ASSIGNMENT: Pull from the data below each line where the word "JSON" occurs, and copy it.

RECORDS PROVIDED:
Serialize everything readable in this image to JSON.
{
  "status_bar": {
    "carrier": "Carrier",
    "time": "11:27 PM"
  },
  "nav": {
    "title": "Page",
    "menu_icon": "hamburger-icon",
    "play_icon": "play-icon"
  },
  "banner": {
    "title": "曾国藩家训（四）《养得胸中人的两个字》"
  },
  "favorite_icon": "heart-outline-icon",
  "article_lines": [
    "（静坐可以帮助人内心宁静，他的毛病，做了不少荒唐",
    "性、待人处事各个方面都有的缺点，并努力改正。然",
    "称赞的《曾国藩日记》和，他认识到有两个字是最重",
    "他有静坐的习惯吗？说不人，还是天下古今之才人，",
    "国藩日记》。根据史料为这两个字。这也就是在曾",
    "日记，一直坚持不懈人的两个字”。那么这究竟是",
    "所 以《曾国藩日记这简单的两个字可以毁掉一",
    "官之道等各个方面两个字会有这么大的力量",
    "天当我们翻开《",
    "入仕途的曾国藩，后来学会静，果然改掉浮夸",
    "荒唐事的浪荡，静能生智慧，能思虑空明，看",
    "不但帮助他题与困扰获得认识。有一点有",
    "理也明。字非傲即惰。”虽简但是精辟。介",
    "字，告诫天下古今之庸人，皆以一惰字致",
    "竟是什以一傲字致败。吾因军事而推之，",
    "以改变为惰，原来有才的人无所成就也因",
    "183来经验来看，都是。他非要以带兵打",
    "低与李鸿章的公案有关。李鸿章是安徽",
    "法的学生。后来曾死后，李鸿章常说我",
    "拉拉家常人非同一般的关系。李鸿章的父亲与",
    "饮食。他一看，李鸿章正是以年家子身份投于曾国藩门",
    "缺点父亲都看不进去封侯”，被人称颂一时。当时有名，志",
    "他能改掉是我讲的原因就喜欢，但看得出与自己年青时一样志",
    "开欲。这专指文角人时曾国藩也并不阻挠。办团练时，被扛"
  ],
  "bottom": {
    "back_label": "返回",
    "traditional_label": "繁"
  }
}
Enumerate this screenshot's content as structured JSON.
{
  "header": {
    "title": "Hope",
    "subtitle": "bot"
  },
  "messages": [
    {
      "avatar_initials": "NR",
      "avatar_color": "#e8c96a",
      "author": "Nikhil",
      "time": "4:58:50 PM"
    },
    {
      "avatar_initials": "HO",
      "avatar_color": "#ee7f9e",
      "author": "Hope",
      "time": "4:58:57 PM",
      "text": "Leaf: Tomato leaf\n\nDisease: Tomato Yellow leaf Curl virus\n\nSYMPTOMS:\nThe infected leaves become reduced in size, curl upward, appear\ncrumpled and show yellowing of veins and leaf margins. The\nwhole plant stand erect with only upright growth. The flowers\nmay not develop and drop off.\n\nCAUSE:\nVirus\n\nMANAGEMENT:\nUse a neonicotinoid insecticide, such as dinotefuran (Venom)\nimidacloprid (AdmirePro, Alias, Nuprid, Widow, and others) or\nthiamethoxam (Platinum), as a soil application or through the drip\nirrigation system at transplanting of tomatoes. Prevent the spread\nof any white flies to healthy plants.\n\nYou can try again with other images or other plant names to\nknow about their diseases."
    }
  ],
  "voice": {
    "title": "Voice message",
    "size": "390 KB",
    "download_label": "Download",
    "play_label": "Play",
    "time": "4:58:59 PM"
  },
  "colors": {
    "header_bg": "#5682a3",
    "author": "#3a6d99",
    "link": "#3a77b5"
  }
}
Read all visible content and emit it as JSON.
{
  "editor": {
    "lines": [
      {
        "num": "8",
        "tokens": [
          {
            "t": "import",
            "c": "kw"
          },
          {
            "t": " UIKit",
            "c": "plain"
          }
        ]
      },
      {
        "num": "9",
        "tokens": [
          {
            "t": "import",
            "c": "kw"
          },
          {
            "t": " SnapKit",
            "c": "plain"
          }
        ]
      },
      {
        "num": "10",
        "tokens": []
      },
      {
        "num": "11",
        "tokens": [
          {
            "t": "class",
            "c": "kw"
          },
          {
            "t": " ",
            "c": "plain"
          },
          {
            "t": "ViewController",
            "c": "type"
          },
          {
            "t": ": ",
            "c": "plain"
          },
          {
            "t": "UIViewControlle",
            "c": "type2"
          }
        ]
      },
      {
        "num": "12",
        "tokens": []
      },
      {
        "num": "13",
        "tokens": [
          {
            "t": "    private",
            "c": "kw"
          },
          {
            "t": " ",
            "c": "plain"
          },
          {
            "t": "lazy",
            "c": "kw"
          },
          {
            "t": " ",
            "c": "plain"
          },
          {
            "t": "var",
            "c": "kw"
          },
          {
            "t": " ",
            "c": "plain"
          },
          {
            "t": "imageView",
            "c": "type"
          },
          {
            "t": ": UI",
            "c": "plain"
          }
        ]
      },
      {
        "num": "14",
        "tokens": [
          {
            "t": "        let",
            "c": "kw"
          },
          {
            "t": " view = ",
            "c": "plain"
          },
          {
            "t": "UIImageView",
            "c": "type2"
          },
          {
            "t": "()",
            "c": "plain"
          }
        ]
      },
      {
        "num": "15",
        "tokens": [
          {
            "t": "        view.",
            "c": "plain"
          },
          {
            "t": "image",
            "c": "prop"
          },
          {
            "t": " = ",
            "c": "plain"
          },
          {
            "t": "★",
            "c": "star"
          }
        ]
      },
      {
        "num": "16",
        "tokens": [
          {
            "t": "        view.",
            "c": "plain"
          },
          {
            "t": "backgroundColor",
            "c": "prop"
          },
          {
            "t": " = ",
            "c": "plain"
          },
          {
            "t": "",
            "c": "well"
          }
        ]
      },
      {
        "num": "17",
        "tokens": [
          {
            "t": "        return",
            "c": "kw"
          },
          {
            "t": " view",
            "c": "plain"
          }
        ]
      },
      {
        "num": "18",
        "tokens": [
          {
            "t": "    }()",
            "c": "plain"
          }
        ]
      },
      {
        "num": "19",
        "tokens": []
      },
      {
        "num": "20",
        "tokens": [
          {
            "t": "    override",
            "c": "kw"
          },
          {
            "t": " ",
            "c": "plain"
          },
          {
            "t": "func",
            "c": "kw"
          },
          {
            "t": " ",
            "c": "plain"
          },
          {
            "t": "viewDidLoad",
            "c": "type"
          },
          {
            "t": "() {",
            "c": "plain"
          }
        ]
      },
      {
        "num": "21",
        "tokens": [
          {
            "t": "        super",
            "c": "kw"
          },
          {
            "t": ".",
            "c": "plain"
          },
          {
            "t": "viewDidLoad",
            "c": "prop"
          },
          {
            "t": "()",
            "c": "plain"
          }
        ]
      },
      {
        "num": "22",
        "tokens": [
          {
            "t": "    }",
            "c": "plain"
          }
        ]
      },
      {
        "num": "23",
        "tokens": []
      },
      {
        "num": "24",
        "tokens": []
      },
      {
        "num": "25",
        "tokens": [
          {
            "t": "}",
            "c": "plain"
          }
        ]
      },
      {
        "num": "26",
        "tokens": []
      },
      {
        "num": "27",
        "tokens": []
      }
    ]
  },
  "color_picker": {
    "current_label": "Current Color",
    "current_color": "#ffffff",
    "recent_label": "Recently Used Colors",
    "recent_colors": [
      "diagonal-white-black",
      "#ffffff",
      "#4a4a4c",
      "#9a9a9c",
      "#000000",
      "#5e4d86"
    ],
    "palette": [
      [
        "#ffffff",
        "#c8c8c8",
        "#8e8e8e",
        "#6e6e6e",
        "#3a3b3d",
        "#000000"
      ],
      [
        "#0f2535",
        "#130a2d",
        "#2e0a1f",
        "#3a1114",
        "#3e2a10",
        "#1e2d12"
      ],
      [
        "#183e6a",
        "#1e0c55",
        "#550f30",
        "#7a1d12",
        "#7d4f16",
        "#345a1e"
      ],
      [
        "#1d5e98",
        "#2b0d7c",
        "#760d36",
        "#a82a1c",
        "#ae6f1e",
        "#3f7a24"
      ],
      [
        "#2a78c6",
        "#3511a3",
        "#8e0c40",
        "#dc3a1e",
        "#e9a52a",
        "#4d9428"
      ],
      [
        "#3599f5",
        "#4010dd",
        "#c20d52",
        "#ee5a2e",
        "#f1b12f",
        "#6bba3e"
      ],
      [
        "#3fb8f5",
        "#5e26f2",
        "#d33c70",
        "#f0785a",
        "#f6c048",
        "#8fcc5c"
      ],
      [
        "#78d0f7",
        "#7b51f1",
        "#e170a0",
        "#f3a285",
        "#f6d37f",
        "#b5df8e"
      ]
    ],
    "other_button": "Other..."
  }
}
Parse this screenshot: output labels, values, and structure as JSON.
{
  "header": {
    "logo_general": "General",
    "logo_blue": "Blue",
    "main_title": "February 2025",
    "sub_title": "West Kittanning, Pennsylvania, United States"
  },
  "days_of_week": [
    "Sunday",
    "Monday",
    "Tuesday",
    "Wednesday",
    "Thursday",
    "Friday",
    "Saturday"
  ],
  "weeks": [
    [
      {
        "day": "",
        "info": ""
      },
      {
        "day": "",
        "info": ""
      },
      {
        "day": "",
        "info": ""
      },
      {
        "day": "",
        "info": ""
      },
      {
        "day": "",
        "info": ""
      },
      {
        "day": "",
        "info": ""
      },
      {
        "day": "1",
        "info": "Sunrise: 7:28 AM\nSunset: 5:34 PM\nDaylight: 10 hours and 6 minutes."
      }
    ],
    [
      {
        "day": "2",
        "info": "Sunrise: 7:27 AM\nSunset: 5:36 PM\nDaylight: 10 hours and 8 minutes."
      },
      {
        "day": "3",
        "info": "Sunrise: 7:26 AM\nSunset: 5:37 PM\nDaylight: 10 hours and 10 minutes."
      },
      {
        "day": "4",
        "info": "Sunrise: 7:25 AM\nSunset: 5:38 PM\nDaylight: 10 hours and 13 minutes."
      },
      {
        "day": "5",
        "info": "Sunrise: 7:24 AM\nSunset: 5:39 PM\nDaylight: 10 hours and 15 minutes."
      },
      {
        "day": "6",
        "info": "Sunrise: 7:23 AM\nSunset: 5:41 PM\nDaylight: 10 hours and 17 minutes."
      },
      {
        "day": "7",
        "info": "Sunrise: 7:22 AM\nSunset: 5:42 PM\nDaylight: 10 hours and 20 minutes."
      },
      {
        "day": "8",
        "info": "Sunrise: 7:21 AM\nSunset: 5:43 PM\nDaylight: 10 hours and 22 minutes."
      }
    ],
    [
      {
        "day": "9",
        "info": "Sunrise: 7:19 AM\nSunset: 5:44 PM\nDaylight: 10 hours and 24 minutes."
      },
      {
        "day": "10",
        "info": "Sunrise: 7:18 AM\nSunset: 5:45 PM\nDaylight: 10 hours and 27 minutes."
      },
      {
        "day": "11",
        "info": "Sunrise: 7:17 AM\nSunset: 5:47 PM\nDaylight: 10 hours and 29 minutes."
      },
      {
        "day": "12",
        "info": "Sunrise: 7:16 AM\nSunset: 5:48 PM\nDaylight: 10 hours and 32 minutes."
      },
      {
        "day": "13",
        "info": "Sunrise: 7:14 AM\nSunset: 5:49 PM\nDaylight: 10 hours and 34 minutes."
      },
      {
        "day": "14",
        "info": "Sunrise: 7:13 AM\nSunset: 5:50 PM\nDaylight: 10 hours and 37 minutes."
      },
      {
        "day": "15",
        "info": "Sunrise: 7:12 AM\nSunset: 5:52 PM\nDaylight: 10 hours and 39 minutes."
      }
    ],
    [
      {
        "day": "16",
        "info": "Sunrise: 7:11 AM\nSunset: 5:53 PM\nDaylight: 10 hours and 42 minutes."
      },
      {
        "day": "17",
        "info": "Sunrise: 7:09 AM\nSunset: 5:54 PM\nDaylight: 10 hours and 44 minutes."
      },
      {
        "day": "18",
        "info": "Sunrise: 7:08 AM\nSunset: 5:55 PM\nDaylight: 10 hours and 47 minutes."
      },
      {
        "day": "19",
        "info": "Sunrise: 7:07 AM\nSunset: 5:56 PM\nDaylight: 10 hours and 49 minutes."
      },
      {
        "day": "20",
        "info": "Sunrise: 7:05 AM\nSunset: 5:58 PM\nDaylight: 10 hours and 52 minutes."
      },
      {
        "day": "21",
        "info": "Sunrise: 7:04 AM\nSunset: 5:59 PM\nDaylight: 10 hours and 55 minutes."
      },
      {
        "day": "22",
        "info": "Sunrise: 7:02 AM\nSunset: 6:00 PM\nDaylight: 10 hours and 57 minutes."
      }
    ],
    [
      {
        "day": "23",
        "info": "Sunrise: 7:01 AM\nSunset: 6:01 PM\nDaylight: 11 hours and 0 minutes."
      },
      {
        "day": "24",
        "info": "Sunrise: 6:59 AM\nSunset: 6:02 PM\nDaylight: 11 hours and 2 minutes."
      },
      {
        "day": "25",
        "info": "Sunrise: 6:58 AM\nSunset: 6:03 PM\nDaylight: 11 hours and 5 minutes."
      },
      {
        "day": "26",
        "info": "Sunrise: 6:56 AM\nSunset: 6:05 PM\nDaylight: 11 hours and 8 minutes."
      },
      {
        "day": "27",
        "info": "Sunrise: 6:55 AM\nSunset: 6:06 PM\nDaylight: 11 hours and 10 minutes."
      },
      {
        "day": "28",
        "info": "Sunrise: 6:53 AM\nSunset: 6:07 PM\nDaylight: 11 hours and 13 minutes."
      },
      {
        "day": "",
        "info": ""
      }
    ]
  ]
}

WRITTEN RESPONSE:
Serialize everything readable in this image to JSON.
Enumerate this screenshot's content as structured JSON.
Read all visible content and emit it as JSON.
Parse this screenshot: output labels, values, and structure as JSON.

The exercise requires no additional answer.